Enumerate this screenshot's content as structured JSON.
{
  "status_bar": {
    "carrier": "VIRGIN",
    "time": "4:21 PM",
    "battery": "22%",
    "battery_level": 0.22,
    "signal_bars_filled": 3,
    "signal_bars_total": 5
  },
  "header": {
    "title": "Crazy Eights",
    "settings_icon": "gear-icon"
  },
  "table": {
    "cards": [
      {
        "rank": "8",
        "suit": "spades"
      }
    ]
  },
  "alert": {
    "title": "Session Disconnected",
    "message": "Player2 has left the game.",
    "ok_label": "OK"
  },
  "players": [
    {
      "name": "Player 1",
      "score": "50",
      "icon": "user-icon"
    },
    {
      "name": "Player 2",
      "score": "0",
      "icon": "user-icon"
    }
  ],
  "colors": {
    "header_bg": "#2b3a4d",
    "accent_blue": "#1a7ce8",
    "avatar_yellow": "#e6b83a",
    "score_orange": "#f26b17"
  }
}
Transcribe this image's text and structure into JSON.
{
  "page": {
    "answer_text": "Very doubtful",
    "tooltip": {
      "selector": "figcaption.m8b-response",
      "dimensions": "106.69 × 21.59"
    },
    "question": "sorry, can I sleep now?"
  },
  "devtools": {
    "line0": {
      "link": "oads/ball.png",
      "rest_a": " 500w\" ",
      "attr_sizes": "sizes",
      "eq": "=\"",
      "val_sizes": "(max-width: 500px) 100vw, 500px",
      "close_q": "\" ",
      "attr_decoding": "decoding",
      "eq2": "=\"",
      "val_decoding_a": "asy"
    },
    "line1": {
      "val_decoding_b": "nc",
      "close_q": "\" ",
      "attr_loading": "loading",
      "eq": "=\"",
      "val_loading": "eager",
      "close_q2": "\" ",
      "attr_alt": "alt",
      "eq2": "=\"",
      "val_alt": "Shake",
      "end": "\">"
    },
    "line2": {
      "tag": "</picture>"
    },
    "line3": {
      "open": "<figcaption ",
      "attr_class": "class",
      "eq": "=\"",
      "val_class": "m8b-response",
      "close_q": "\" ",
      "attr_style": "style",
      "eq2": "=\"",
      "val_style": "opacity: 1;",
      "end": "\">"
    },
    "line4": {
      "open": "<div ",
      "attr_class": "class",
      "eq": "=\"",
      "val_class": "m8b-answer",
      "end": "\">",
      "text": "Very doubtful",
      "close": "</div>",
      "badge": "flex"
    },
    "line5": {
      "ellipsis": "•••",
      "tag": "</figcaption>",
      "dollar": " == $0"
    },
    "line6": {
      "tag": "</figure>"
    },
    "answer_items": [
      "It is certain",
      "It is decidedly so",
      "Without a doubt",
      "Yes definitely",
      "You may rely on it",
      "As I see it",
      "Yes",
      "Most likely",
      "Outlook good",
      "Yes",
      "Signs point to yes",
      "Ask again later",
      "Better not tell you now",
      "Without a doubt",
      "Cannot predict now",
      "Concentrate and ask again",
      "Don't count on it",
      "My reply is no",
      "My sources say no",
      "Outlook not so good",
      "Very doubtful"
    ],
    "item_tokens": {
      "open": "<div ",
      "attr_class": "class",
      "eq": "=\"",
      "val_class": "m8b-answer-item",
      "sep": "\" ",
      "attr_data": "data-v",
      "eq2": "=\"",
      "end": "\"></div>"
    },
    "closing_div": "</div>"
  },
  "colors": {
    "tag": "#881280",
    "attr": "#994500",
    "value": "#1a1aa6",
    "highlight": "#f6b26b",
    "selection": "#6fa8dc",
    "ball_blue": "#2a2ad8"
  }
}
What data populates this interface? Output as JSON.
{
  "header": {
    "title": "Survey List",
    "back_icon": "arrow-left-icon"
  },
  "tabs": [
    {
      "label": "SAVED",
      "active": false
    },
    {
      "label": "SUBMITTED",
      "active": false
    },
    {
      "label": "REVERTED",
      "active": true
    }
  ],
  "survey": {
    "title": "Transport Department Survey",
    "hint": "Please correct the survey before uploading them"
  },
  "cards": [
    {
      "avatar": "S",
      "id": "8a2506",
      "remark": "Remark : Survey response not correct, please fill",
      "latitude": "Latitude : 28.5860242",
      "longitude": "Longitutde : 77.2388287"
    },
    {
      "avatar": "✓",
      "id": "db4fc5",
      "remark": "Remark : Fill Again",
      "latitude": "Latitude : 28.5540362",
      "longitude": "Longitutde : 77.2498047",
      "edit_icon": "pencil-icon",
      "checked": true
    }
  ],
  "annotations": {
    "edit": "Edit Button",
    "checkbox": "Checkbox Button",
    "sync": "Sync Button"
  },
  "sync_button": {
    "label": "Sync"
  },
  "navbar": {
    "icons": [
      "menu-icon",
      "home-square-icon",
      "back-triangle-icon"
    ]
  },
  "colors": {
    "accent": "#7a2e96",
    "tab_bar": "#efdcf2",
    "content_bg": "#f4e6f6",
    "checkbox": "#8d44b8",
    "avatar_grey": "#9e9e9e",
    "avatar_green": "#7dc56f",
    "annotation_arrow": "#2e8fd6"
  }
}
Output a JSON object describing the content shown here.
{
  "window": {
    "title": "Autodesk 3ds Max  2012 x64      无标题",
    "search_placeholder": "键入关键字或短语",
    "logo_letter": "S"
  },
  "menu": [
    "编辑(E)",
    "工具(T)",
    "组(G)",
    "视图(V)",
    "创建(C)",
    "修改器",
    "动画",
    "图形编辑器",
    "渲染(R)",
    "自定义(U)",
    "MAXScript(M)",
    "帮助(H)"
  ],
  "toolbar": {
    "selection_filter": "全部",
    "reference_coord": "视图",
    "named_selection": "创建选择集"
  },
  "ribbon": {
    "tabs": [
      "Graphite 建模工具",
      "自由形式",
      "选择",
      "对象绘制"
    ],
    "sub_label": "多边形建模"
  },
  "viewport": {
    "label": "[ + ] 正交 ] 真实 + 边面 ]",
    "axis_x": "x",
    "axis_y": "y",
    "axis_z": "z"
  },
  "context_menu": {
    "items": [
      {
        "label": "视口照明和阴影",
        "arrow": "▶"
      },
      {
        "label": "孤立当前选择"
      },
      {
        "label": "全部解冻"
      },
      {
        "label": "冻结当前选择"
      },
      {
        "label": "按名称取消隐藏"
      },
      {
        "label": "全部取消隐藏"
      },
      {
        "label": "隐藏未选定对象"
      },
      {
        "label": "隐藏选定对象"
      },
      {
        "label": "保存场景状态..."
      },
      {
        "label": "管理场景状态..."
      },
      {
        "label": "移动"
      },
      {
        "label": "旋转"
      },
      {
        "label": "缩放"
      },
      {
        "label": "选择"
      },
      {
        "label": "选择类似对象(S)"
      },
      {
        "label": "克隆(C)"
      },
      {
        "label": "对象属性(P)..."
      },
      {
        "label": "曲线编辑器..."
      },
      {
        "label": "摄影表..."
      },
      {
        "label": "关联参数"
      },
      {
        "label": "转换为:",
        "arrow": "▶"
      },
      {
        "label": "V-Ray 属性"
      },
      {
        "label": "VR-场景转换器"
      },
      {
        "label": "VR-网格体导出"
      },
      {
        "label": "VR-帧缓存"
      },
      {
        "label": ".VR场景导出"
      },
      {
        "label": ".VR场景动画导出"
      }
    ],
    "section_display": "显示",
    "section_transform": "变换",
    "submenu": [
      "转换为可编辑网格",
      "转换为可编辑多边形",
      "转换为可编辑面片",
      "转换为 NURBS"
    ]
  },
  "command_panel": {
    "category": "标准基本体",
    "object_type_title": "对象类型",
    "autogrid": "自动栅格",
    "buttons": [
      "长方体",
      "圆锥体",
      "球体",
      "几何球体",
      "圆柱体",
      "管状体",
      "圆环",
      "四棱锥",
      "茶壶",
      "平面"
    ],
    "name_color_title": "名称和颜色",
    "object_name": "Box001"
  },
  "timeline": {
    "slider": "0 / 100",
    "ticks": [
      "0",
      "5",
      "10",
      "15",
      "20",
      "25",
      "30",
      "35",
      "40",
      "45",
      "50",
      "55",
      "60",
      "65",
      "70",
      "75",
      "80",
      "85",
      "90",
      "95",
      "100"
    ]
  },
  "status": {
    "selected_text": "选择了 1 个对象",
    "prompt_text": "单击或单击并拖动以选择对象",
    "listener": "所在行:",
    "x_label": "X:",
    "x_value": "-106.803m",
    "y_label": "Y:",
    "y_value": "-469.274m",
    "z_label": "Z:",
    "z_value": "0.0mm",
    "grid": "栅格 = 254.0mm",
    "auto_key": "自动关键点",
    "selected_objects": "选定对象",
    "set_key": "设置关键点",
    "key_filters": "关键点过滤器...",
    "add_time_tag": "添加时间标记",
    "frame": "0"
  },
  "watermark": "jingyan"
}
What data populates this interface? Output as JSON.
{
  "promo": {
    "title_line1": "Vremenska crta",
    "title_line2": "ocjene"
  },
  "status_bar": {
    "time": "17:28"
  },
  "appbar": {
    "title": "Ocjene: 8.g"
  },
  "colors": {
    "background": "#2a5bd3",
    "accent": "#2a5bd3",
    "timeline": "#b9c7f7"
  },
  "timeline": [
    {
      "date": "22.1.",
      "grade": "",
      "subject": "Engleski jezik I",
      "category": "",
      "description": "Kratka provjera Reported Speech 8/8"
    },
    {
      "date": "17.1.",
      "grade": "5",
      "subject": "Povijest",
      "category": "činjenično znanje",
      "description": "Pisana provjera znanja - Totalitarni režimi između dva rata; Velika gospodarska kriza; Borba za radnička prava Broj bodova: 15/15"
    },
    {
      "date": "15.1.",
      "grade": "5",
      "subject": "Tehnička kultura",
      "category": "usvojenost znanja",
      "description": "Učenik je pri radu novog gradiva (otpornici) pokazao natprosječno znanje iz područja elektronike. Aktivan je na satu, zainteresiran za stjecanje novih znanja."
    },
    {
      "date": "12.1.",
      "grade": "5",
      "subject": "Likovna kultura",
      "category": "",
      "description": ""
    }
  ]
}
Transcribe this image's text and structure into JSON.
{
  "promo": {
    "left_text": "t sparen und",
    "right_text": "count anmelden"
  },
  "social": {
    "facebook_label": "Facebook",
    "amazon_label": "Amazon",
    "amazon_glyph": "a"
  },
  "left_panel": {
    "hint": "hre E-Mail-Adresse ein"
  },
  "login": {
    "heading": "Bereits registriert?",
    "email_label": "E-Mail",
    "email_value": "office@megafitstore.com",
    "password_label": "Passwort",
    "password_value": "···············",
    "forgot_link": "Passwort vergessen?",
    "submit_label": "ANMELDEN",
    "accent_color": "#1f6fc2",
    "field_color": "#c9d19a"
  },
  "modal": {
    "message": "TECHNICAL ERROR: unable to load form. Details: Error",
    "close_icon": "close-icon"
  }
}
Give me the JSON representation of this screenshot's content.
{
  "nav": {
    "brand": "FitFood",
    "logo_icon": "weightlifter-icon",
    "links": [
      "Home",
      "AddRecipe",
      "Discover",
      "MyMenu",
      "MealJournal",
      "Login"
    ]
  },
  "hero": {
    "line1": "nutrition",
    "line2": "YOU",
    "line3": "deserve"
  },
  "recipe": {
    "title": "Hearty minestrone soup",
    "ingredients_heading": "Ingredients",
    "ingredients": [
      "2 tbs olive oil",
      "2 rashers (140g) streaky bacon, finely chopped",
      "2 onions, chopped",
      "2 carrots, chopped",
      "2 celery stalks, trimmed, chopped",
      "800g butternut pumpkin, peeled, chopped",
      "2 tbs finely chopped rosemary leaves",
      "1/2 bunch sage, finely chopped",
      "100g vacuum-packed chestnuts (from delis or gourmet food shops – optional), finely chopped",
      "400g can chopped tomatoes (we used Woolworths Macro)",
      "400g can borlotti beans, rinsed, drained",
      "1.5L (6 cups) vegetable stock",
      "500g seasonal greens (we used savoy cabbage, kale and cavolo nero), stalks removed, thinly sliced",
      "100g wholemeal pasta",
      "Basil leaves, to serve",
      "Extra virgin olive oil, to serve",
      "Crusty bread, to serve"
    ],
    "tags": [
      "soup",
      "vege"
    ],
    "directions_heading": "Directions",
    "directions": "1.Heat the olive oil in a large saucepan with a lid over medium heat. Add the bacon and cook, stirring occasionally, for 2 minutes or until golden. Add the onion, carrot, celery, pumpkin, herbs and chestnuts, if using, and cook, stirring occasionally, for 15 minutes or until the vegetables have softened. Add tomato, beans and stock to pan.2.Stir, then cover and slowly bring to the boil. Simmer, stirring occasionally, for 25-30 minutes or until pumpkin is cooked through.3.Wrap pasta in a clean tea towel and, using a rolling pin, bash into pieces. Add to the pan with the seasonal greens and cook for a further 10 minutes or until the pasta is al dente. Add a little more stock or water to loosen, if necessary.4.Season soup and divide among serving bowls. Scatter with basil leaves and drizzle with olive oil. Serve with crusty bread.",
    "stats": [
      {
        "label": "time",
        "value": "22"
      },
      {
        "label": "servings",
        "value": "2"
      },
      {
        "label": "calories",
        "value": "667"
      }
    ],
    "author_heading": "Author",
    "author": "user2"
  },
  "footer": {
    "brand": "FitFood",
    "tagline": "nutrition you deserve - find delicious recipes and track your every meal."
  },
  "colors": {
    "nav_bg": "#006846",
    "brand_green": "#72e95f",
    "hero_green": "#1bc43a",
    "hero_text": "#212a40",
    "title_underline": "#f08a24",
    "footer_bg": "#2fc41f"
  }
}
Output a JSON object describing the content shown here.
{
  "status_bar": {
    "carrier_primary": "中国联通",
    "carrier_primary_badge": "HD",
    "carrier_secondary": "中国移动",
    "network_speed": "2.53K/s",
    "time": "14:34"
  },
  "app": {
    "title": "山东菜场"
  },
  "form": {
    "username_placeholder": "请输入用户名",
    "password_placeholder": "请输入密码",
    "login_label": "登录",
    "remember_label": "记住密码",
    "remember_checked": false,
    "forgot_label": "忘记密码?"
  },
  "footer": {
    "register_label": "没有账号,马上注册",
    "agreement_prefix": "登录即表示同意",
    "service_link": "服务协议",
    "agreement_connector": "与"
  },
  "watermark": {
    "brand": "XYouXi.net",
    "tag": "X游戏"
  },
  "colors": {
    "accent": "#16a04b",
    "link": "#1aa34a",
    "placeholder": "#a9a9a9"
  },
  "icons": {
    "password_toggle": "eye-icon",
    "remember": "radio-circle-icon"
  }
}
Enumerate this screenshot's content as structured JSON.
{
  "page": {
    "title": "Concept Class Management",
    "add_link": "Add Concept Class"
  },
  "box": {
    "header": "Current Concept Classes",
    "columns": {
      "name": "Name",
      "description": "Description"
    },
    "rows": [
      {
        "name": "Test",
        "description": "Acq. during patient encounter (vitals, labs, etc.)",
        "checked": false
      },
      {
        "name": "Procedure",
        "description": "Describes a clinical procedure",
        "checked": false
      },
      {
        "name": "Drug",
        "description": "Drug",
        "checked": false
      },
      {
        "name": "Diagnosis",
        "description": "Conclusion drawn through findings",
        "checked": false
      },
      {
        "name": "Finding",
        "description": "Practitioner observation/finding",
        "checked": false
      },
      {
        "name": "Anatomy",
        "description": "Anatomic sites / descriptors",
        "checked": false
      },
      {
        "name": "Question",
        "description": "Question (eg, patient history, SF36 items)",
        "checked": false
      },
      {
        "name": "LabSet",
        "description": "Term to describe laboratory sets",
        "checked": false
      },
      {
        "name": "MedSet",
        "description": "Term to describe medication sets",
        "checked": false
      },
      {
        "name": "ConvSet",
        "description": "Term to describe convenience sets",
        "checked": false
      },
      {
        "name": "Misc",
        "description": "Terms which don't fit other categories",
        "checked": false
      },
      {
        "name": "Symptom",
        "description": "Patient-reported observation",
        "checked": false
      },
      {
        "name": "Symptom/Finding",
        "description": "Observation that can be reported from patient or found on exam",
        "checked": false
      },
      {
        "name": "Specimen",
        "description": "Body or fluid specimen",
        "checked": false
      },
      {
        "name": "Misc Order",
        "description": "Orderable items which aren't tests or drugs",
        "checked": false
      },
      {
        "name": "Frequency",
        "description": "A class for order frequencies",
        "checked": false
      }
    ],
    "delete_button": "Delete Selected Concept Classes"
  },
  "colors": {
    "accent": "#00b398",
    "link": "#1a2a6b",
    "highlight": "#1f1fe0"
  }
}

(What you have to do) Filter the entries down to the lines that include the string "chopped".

(Exercise solution)
      "2 rashers (140g) streaky bacon, finely chopped",
      "2 onions, chopped",
      "2 carrots, chopped",
      "2 celery stalks, trimmed, chopped",
      "800g butternut pumpkin, peeled, chopped",
      "2 tbs finely chopped rosemary leaves",
      "1/2 bunch sage, finely chopped",
      "100g vacuum-packed chestnuts (from delis or gourmet food shops – optional), finely chopped",
      "400g can chopped tomatoes (we used Woolworths Macro)",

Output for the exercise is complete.